After two unsuccessful runs to become president, Hillary Clinton may believe that the third time is the charm.
Even though she acknowledged that she has no desire to campaign again, Clinton said at New York City's 92nd Street Y on Friday that she’d “like to be president.”
The admission came during a Q&A with Recode’s Kara Swisher:
We’re going to talk about 2020 in a minute. Do you want to run again?
That was a pause...
Well I’d like to be president. I think, hopefully, when we have a Democrat in the Oval Office in January of 2021, there’s going to be so much work to be done. I mean we have confused everybody in the world, including ourselves. We have confused our friends and our enemies. They have no idea what the United States stands for, what we’re likely to do, what we think is important, so the work would be work that I feel very well prepared for having been at the Senate for eight years, having been a diplomat in the State department, and it’s just going to be a lot of heavy lifting.
She went on to say that she won’t even begin to think about a possible run until after the midterm elections.
So are you going to be doing any of that lifting? Do you feel like ...
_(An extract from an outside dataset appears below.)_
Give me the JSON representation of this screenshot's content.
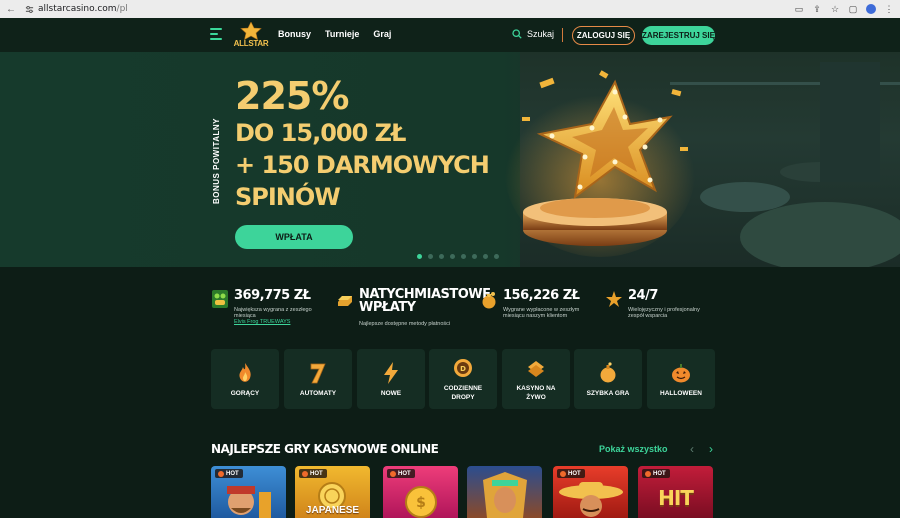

Oh I have no idea, Kara, but I’m going to ... I’m not even going to even think about it til we get through this November 6 election about what’s going to happen after that, but I’m going to everything in my power to make sure we have a Democrat in the White House come January of 2021.
The comments probably won't come as welcome news to many Democrats, however, who are growing increasingly frustrated with Clinton for continuing to be so visible—and not in a good way. She's made a number of headlines recently for saying her husband’s affair with a 22-year-old intern was not an abuse of power because she was an adult, and that Democrats should not be civil with Republicans.
Bill and Hillary are also set to kick off a 13-city speaking tour that will include "stories and inspiring anecdotes that shaped their historic careers in public service, while also discussing issues of the day and looking toward the future," explains Live Nation, the tour's organizer.